Brief: Return every line below exactly as written.

Record extracts:
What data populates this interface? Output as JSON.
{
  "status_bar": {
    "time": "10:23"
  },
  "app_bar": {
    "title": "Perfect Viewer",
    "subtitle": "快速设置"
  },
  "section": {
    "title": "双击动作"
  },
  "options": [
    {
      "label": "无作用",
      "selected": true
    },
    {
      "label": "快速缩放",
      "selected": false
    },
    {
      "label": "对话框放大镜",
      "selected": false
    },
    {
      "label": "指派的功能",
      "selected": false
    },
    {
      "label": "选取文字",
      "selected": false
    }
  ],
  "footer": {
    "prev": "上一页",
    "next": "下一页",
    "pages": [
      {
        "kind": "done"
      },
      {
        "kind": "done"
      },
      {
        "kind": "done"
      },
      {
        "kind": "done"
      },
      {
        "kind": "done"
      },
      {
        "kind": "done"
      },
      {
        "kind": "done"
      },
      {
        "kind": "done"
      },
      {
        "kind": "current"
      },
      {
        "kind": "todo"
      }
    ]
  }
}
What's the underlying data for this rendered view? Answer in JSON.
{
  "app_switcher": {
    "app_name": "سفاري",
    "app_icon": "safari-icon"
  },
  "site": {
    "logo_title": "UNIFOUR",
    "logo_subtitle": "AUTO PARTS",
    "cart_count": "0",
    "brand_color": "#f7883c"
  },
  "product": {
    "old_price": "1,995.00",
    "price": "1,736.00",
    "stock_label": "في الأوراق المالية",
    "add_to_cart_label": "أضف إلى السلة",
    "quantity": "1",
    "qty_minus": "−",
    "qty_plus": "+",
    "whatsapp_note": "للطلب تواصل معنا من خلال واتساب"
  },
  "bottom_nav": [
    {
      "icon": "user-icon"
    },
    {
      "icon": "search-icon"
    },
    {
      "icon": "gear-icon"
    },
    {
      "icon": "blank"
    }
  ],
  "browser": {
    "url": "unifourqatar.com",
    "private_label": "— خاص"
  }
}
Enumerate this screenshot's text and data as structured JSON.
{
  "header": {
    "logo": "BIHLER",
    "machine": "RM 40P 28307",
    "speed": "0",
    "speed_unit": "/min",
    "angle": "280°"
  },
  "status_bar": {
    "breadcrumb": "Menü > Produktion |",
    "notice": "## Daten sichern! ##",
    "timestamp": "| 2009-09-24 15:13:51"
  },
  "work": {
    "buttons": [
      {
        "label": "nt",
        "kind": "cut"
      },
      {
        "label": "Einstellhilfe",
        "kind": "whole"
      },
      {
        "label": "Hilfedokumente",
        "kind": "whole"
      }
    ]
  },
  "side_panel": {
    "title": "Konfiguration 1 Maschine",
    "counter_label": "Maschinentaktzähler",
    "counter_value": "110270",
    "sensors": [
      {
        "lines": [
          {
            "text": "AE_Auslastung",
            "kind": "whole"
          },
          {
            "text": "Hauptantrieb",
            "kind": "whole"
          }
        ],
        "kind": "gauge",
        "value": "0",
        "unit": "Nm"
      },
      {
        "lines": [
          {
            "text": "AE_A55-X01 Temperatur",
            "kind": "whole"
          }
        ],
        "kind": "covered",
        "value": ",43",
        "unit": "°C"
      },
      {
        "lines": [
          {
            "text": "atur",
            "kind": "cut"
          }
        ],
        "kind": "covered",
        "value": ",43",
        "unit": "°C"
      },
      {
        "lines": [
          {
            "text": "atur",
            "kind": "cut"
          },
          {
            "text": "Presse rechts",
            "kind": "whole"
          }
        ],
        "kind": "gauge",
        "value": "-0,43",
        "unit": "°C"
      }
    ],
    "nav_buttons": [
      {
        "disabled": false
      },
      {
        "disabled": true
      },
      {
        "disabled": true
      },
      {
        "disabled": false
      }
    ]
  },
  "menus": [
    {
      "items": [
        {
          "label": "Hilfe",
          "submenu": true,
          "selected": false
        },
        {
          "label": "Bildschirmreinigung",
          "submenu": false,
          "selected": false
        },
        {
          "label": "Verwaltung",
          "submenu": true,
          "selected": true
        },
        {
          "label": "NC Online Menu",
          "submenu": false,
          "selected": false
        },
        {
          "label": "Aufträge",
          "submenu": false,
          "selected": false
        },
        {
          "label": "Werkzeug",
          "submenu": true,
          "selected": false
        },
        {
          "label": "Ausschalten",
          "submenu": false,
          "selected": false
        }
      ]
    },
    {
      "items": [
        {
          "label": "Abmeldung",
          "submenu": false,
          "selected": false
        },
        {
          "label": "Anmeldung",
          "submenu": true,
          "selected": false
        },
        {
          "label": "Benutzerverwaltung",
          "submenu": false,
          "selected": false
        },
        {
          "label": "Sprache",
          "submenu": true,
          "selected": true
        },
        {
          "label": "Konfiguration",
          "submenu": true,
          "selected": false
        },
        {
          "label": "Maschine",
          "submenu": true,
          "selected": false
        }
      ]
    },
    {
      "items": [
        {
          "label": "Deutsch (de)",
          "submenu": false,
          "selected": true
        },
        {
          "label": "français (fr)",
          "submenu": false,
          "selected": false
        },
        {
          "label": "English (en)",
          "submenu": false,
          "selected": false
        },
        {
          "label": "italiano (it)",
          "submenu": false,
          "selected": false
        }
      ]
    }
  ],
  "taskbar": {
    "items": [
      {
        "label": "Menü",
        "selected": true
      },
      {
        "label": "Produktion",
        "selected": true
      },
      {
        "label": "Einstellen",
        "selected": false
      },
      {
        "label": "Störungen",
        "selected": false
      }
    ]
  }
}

Answer area:
What data populates this interface? Output as JSON.
{
  "status_bar": {
    "time": "10:23"
  },
  "app_bar": {
    "title": "Perfect Viewer",
    "subtitle": "快速设置"
  },
  "section": {
    "title": "双击动作"
  },
  "options": [
    {
      "label": "无作用",
      "selected": true
    },
    {
      "label": "快速缩放",
      "selected": false
    },
    {
      "label": "对话框放大镜",
      "selected": false
    },
    {
      "label": "指派的功能",
      "selected": false
    },
    {
      "label": "选取文字",
      "selected": false
    }
  ],
  "footer": {
    "prev": "上一页",
    "next": "下一页",
    "pages": [
      {
        "kind": "done"
      },
      {
        "kind": "done"
      },
      {
        "kind": "done"
      },
      {
        "kind": "done"
      },
      {
        "kind": "done"
      },
      {
        "kind": "done"
      },
      {
        "kind": "done"
      },
      {
        "kind": "done"
      },
      {
        "kind": "current"
      },
      {
        "kind": "todo"
      }
    ]
  }
}
What's the underlying data for this rendered view? Answer in JSON.
{
  "app_switcher": {
    "app_name": "سفاري",
    "app_icon": "safari-icon"
  },
  "site": {
    "logo_title": "UNIFOUR",
    "logo_subtitle": "AUTO PARTS",
    "cart_count": "0",
    "brand_color": "#f7883c"
  },
  "product": {
    "old_price": "1,995.00",
    "price": "1,736.00",
    "stock_label": "في الأوراق المالية",
    "add_to_cart_label": "أضف إلى السلة",
    "quantity": "1",
    "qty_minus": "−",
    "qty_plus": "+",
    "whatsapp_note": "للطلب تواصل معنا من خلال واتساب"
  },
  "bottom_nav": [
    {
      "icon": "user-icon"
    },
    {
      "icon": "search-icon"
    },
    {
      "icon": "gear-icon"
    },
    {
      "icon": "blank"
    }
  ],
  "browser": {
    "url": "unifourqatar.com",
    "private_label": "— خاص"
  }
}
Enumerate this screenshot's text and data as structured JSON.
{
  "header": {
    "logo": "BIHLER",
    "machine": "RM 40P 28307",
    "speed": "0",
    "speed_unit": "/min",
    "angle": "280°"
  },
  "status_bar": {
    "breadcrumb": "Menü > Produktion |",
    "notice": "## Daten sichern! ##",
    "timestamp": "| 2009-09-24 15:13:51"
  },
  "work": {
    "buttons": [
      {
        "label": "nt",
        "kind": "cut"
      },
      {
        "label": "Einstellhilfe",
        "kind": "whole"
      },
      {
        "label": "Hilfedokumente",
        "kind": "whole"
      }
    ]
  },
  "side_panel": {
    "title": "Konfiguration 1 Maschine",
    "counter_label": "Maschinentaktzähler",
    "counter_value": "110270",
    "sensors": [
      {
        "lines": [
          {
            "text": "AE_Auslastung",
            "kind": "whole"
          },
          {
            "text": "Hauptantrieb",
            "kind": "whole"
          }
        ],
        "kind": "gauge",
        "value": "0",
        "unit": "Nm"
      },
      {
        "lines": [
          {
            "text": "AE_A55-X01 Temperatur",
            "kind": "whole"
          }
        ],
        "kind": "covered",
        "value": ",43",
        "unit": "°C"
      },
      {
        "lines": [
          {
            "text": "atur",
            "kind": "cut"
          }
        ],
        "kind": "covered",
        "value": ",43",
        "unit": "°C"
      },
      {
        "lines": [
          {
            "text": "atur",
            "kind": "cut"
          },
          {
            "text": "Presse rechts",
            "kind": "whole"
          }
        ],
        "kind": "gauge",
        "value": "-0,43",
        "unit": "°C"
      }
    ],
    "nav_buttons": [
      {
        "disabled": false
      },
      {
        "disabled": true
      },
      {
        "disabled": true
      },
      {
        "disabled": false
      }
    ]
  },
  "menus": [
    {
      "items": [
        {
          "label": "Hilfe",
          "submenu": true,
          "selected": false
        },
        {
          "label": "Bildschirmreinigung",
          "submenu": false,
          "selected": false
        },
        {
          "label": "Verwaltung",
          "submenu": true,
          "selected": true
        },
        {
          "label": "NC Online Menu",
          "submenu": false,
          "selected": false
        },
        {
          "label": "Aufträge",
          "submenu": false,
          "selected": false
        },
        {
          "label": "Werkzeug",
          "submenu": true,
          "selected": false
        },
        {
          "label": "Ausschalten",
          "submenu": false,
          "selected": false
        }
      ]
    },
    {
      "items": [
        {
          "label": "Abmeldung",
          "submenu": false,
          "selected": false
        },
        {
          "label": "Anmeldung",
          "submenu": true,
          "selected": false
        },
        {
          "label": "Benutzerverwaltung",
          "submenu": false,
          "selected": false
        },
        {
          "label": "Sprache",
          "submenu": true,
          "selected": true
        },
        {
          "label": "Konfiguration",
          "submenu": true,
          "selected": false
        },
        {
          "label": "Maschine",
          "submenu": true,
          "selected": false
        }
      ]
    },
    {
      "items": [
        {
          "label": "Deutsch (de)",
          "submenu": false,
          "selected": true
        },
        {
          "label": "français (fr)",
          "submenu": false,
          "selected": false
        },
        {
          "label": "English (en)",
          "submenu": false,
          "selected": false
        },
        {
          "label": "italiano (it)",
          "submenu": false,
          "selected": false
        }
      ]
    }
  ],
  "taskbar": {
    "items": [
      {
        "label": "Menü",
        "selected": true
      },
      {
        "label": "Produktion",
        "selected": true
      },
      {
        "label": "Einstellen",
        "selected": false
      },
      {
        "label": "Störungen",
        "selected": false
      }
    ]
  }
}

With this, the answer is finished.